The answer must consist of every line in the records below that contains the string "this".

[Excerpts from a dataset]
* * * * *

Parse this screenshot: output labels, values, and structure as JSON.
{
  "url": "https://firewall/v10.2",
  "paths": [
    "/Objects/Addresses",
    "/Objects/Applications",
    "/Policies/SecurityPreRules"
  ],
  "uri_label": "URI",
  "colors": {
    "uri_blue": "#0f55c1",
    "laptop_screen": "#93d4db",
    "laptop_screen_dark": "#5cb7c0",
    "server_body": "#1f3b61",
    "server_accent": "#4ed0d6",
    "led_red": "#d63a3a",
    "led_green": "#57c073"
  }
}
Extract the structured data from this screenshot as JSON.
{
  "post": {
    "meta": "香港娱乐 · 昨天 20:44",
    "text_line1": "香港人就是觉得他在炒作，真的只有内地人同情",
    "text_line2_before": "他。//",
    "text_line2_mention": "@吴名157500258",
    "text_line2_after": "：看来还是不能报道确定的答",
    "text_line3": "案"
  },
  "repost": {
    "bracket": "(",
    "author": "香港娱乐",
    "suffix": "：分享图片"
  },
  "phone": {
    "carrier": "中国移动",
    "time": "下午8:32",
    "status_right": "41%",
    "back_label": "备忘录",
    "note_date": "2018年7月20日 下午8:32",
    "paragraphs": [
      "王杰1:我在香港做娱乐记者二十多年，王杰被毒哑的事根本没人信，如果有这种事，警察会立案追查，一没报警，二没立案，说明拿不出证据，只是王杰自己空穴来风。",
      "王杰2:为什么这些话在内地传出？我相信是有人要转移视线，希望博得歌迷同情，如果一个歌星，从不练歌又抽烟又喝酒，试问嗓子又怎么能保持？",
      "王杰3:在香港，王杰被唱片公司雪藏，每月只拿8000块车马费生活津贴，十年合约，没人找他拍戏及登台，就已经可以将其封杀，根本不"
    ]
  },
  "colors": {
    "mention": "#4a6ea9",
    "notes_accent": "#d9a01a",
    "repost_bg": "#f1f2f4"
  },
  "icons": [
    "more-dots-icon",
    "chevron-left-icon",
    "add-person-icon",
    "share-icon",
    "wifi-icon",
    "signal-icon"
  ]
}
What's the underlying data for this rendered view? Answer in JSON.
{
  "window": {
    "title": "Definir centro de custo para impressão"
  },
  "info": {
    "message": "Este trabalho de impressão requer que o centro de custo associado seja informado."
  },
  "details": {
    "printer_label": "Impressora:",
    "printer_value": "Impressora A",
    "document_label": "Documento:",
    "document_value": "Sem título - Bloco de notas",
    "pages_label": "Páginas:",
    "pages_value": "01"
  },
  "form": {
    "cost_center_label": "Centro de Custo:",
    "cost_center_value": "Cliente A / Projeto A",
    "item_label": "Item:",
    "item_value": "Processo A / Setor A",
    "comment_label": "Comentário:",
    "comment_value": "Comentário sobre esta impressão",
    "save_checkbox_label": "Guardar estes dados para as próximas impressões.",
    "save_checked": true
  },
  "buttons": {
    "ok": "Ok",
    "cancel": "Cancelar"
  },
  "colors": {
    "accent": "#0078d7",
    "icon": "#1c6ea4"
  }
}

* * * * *

*Exercise response*.
Parse this screenshot: output labels, values, and structure as JSON.
Extract the structured data from this screenshot as JSON.
What's the underlying data for this rendered view? Answer in JSON.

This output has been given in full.